On the night of the 23rd, the American’s–badly bloodied but still protecting the pass of La Angostura and the plateau above extending back to Saltillo–prepared themselves for what they thought would be their final stand on the dawn of the 24th. Throughout the night, they could hear Mexican wagons and artillery, infantry commands, and bugle calls. The Americans were certain Santa Anna had brought up the last of his column from San Luis Potosi and was alligning his troops for a final, pre-dawn assault.
When the sun finally broke over the Sierra Madre’s bordering the plateau, the Americans could not believe their eyes–Santa Anna had vamoosed! All that littered the plain in front of the exhausted Americans were the dead and wounded of the previous day’s fighting. Cheers went up throughout the valley extending back to Saltillo where Taylor had evacuated his wounded and reinforded the square for a final stand.
Not too many share my enthusiasm for the Battle of Buena Vista. Nevertheless, each year on the 22nd and 23rd, I go out for Mexican food and hoist a toast to General Taylor and his little army of 4,500.
One past celebration found my (then four-year old) daughter sitting in Shiloh Cemetery in Lerna, Illinois, at the grave of an Indiana volunteer who fought at BV, patiently listening to her Daddy read Albert Pike’s lenghty poem about the battle. On another occassion, I took tacos to all of my co-workers. One just never knows what I will dream up for BV Days.
Well, this year, my boss got tired of me talking about BV Days and the failure of others to acknowledge. He called my bluff. He said, “If you blog about it, you can offer the Military Vehicles DVD for $10 off to anyone who orders before the February 22.” Well, it isn’t a declared holiday with paid vacation, but it does count as someone else sharing the Buena Vista Day cheer!

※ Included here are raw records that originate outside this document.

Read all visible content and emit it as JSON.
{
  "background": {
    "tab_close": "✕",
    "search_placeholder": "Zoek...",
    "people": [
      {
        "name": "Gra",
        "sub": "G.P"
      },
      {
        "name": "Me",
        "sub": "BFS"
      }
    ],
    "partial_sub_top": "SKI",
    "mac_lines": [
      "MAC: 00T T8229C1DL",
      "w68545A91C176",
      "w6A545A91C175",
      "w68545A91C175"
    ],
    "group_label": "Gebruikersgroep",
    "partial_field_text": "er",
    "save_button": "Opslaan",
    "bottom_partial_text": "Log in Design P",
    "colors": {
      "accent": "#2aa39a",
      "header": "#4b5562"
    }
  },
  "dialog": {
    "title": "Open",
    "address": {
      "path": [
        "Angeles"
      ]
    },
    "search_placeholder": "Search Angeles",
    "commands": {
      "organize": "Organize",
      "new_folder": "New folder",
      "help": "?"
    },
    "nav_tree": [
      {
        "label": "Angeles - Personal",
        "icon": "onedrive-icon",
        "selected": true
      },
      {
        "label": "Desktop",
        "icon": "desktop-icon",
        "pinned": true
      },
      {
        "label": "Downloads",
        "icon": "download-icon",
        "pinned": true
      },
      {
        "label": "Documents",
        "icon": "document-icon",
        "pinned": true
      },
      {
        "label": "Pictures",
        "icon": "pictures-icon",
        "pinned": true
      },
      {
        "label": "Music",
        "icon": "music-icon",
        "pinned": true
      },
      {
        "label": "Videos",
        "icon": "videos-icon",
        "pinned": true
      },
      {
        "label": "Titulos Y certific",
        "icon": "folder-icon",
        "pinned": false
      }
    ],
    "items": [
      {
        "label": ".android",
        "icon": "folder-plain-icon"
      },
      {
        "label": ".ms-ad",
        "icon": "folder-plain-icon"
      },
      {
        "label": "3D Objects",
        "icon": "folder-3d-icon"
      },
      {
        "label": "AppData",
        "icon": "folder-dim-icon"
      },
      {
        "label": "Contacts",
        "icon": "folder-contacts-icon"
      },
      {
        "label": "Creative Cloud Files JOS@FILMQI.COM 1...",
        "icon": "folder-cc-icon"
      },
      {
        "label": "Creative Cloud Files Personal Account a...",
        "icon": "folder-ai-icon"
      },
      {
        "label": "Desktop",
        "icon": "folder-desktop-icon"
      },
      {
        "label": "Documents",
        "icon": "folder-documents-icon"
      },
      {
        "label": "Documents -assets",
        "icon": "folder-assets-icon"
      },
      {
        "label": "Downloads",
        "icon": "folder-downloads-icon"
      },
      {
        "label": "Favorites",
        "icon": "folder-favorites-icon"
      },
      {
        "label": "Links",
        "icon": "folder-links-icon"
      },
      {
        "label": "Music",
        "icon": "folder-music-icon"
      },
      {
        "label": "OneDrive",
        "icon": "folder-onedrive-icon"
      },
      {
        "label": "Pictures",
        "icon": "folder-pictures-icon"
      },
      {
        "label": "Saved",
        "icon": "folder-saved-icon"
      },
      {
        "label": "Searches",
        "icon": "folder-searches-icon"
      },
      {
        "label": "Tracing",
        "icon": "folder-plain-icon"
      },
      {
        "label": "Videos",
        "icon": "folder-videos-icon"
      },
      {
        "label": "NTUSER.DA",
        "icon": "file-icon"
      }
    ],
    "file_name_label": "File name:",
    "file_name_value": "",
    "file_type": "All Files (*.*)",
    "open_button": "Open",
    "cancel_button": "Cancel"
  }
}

So, for anyone who has been thinking about ordering the Military Vehicles compilation CD, here is your chance to benefit from sacrifice of Taylor’s Little Army. Just click here for the special offer.
Sure, some of you will want to thank the boss…but the real thanks goes to General Taylor and his band of 4,500 who held their ground on a couple of very cold days in February, thousands of miles from home, in the belief that they were defending the interests of the United States of America.
Happy Buena Vista Days,